## [PROVIDED ENTRIES]
*** Block opens ***

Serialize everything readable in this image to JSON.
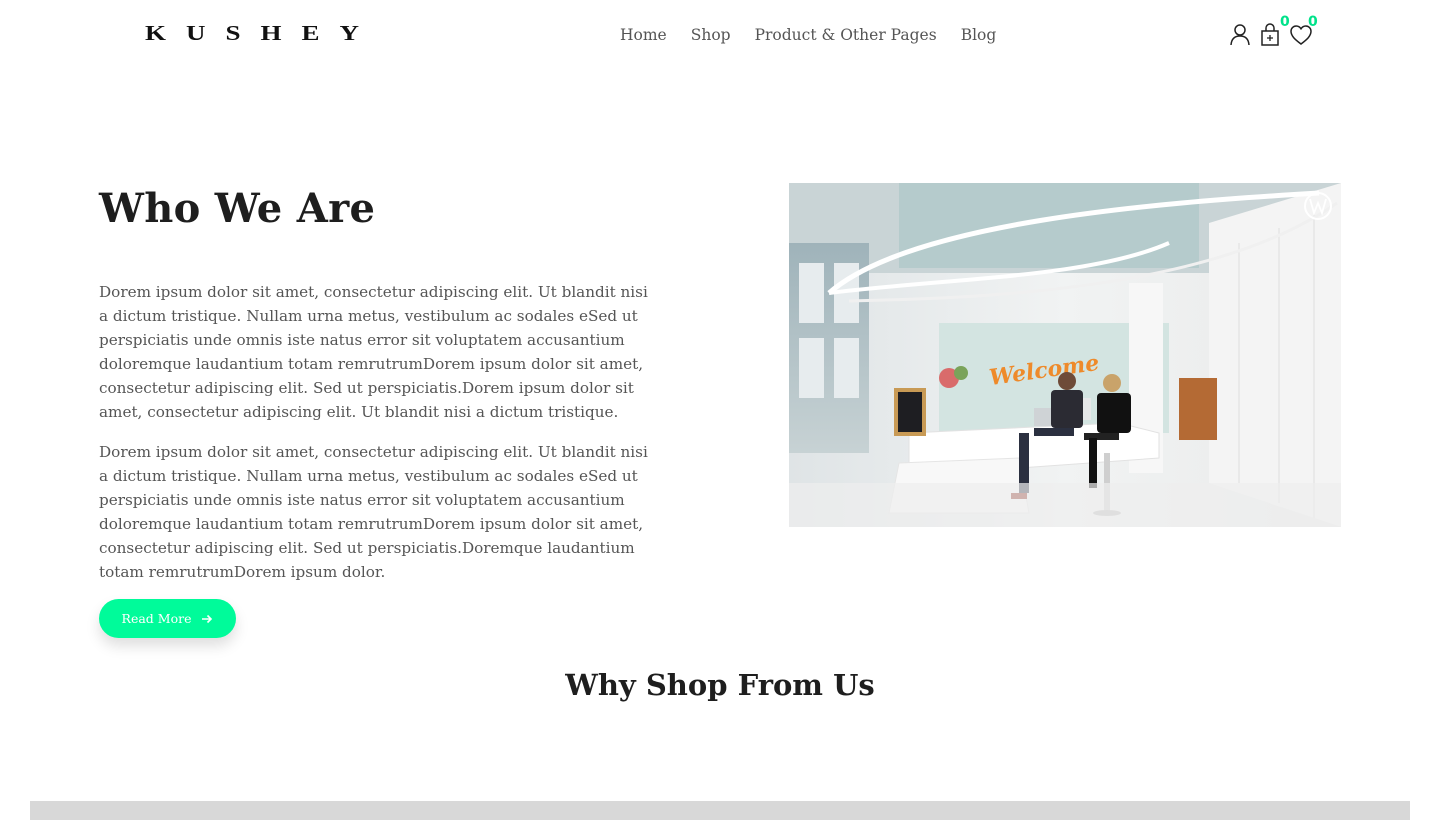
{
  "header": {
    "logo_text": "KUSHEY",
    "nav": [
      {
        "label": "Home"
      },
      {
        "label": "Shop"
      },
      {
        "label": "Product & Other Pages"
      },
      {
        "label": "Blog"
      }
    ],
    "icons": {
      "account": "user-icon",
      "cart": "shopping-bag-icon",
      "wishlist": "heart-icon"
    },
    "cart_count": "0",
    "wishlist_count": "0",
    "badge_color": "#00e28a"
  },
  "about": {
    "title": "Who We Are",
    "paragraph_1": "Dorem ipsum dolor sit amet, consectetur adipiscing elit. Ut blandit nisi a dictum tristique. Nullam urna metus, vestibulum ac sodales eSed ut perspiciatis unde omnis iste natus error sit voluptatem accusantium doloremque laudantium totam remrutrumDorem ipsum dolor sit amet, consectetur adipiscing elit. Sed ut perspiciatis.Dorem ipsum dolor sit amet, consectetur adipiscing elit. Ut blandit nisi a dictum tristique.",
    "paragraph_2": "Dorem ipsum dolor sit amet, consectetur adipiscing elit. Ut blandit nisi a dictum tristique. Nullam urna metus, vestibulum ac sodales eSed ut perspiciatis unde omnis iste natus error sit voluptatem accusantium doloremque laudantium totam remrutrumDorem ipsum dolor sit amet, consectetur adipiscing elit. Sed ut perspiciatis.Doremque laudantium totam remrutrumDorem ipsum dolor.",
    "button_label": "Read More",
    "button_icon": "arrow-right-icon",
    "button_color": "#00fb9a",
    "image_sign": "Welcome"
  },
  "why_section": {
    "title": "Why Shop From Us"
  }
}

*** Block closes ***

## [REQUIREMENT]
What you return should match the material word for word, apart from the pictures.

## [SOLVED EXERCISE]
Serialize everything readable in this image to JSON.
{
  "header": {
    "logo_text": "KUSHEY",
    "nav": [
      {
        "label": "Home"
      },
      {
        "label": "Shop"
      },
      {
        "label": "Product & Other Pages"
      },
      {
        "label": "Blog"
      }
    ],
    "icons": {
      "account": "user-icon",
      "cart": "shopping-bag-icon",
      "wishlist": "heart-icon"
    },
    "cart_count": "0",
    "wishlist_count": "0",
    "badge_color": "#00e28a"
  },
  "about": {
    "title": "Who We Are",
    "paragraph_1": "Dorem ipsum dolor sit amet, consectetur adipiscing elit. Ut blandit nisi a dictum tristique. Nullam urna metus, vestibulum ac sodales eSed ut perspiciatis unde omnis iste natus error sit voluptatem accusantium doloremque laudantium totam remrutrumDorem ipsum dolor sit amet, consectetur adipiscing elit. Sed ut perspiciatis.Dorem ipsum dolor sit amet, consectetur adipiscing elit. Ut blandit nisi a dictum tristique.",
    "paragraph_2": "Dorem ipsum dolor sit amet, consectetur adipiscing elit. Ut blandit nisi a dictum tristique. Nullam urna metus, vestibulum ac sodales eSed ut perspiciatis unde omnis iste natus error sit voluptatem accusantium doloremque laudantium totam remrutrumDorem ipsum dolor sit amet, consectetur adipiscing elit. Sed ut perspiciatis.Doremque laudantium totam remrutrumDorem ipsum dolor.",
    "button_label": "Read More",
    "button_icon": "arrow-right-icon",
    "button_color": "#00fb9a",
    "image_sign": "Welcome"
  },
  "why_section": {
    "title": "Why Shop From Us"
  }
}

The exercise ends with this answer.